Welcome to The 50, a Rhapsody scheme in which we attempt to compile the biggest, best, most historically remarkable songs of every year. Our list of 50 tracks -- presented here in no particular order, ideally flowing like a time-traveling DJ set -- has been argued over and (grudgingly) agreed upon by our full editorial staff. Please enjoy.
Welcome to an incredibly hip time. In 1959, The Isley Brothers gave us a "Shout" for the ages, while Ray Charles, in asking "What'd I Say," wanted to make sure we had developed a full appreciation for his soul declarations (as if we could help ourselves). Lloyd Price followed up his prior R&B hit "Stagger Lee" with the sheer force of his "Personality." And we also got the blues shouts of Muddy Waters and Howlin' Wolf (whose first LP, a compilation of recent Chess singles, was issued this year).
And that's before we stumble onto a blindingly genius year for jazz performances. Count 'em off: Miles Davis, Ornette Coleman, Charles Mingus, Sun Ra, Dave Brubeck and Bill Evans each released a career-defining LP in 1959. Nina Simone, Ella Fitzgerald and Sarah Vaughan notched some unforgettable performances, too.
Rock was in transition, after Elvis' military deployment and before the British Invasion, but that doesn't mean some of the genre's best tunes weren't joyfully thrashing around. Chuck Berry's sound is more than "Almost Grown" -- in fact, it feels fully mature -- while Bo Diddley's comic routine "Say Man" has stomp to it as well as humor.
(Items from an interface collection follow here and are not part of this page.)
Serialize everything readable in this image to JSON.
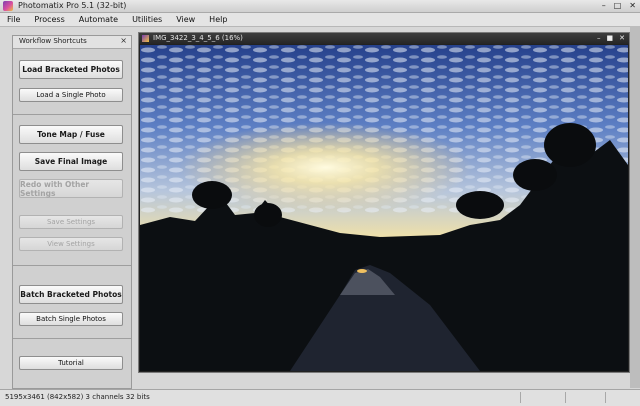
{
  "window": {
    "title": "Photomatix Pro 5.1 (32-bit)",
    "min": "–",
    "max": "□",
    "close": "✕"
  },
  "menu": [
    "File",
    "Process",
    "Automate",
    "Utilities",
    "View",
    "Help"
  ],
  "workflow": {
    "title": "Workflow Shortcuts",
    "close": "×",
    "load_bracketed": "Load Bracketed Photos",
    "load_single": "Load a Single Photo",
    "tone_map": "Tone Map / Fuse",
    "save_final": "Save Final Image",
    "redo": "Redo with Other Settings",
    "save_settings": "Save Settings",
    "view_settings": "View Settings",
    "batch_bracketed": "Batch Bracketed Photos",
    "batch_single": "Batch Single Photos",
    "tutorial": "Tutorial"
  },
  "document": {
    "title": "IMG_3422_3_4_5_6 (16%)",
    "min": "–",
    "max": "■",
    "close": "✕"
  },
  "status": {
    "text": "5195x3461 (842x582) 3 channels 32 bits"
  }
}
Country achieved high spirits too, from George Jones' "White Lightnin'" to Skeeter Davis' pleading before a judge to "Set Him Free." (Kitty Wells acted a bit suspicious of rowdy times on "Your Wild Life's Gonna Get You Down," though her incomparable voice still suggests an affection for the honky-tonk life.) And we didn't forget the mellow stuff, either -- tracks like Ritchie Valens' "Donna" and Frankie Avalon's "Venus" -- so take James Brown's title "Try Me" as a motto, click play on our mix and enjoy!